Life-threatening cold temperatures in the central US are caused by changes in wind circulation in the Arctic that bring cold air south. Climate change could make these events more frequent.
At a very simple level, "weather" refers to day-to-day conditions. "Climate" describes the average over many years.
Twice every day the Bureau of Meteorology sends out the official weather forecasts for towns and cities across Australia. Here's how we work out what to say in them.
Dust storms look spectacular but are a serious health hazard. As climate change dries up many areas of the world, what can we expect from these storms in future?
Haze from Northern California wildfires has drifted as far east as Philadelphia.

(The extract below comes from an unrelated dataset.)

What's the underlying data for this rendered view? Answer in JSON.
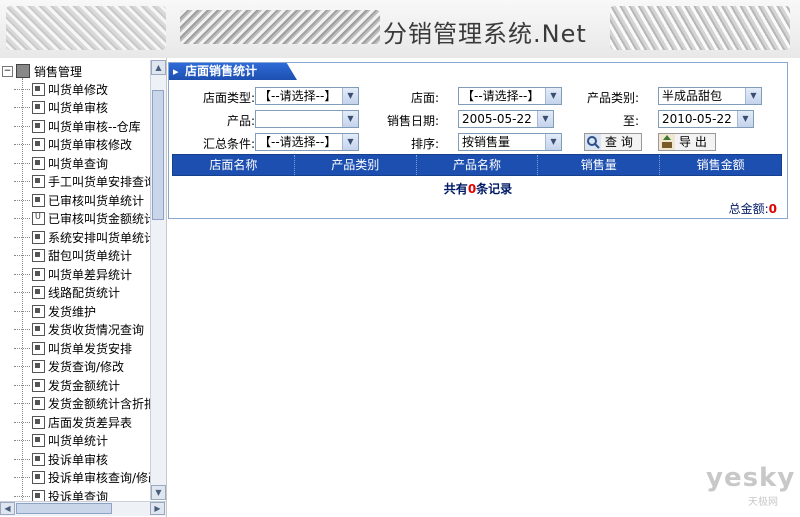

Wildfire smoke contains many potentially toxic substances, so anyone exposed to it should take basic precautions.
The future climate that scientists predict for the middle of the United States is one that will foster more hail events with bigger hailstones.
Don't believe the skeptics or the conspiracy theorists: Weather forecasters can't slant hurricane warnings to make political points.
How do experts know when and where the next big hurricane is going to hit? A look at the complicated science of forecasting.
Technology can only go so far in making sense of our vast and intricate atmosphere.
And how long before such extreme heatwaves become the 'new norm' across the region?
Yesterday's weather helps make sense of today's, but how will this change as the climate changes?
When you see a bolt of lightning, do you immediately start counting to see how far off a storm is? An atmospheric scientist parses the practice.
Why can't meteorologists call the weather correctly every time? Blame the battle of the weather models.
The skies can tell us when there might be trouble ahead.
Governments and private companies have been seeding clouds to create snow for decades, without proof that it actually works. A recent study peered into clouds in search of answers.
Wind is just air moving from one place where there is high pressure to another place where there is low pressure.
But it's too early to tell whether climate change is to blame.
To answer this question from Fiona, age 6, we need to know some things about clouds and light.
At the time, their existence was unknown.
European tornadoes may not come along as often as their US counterparts but they are a real threat and need to be taken seriously.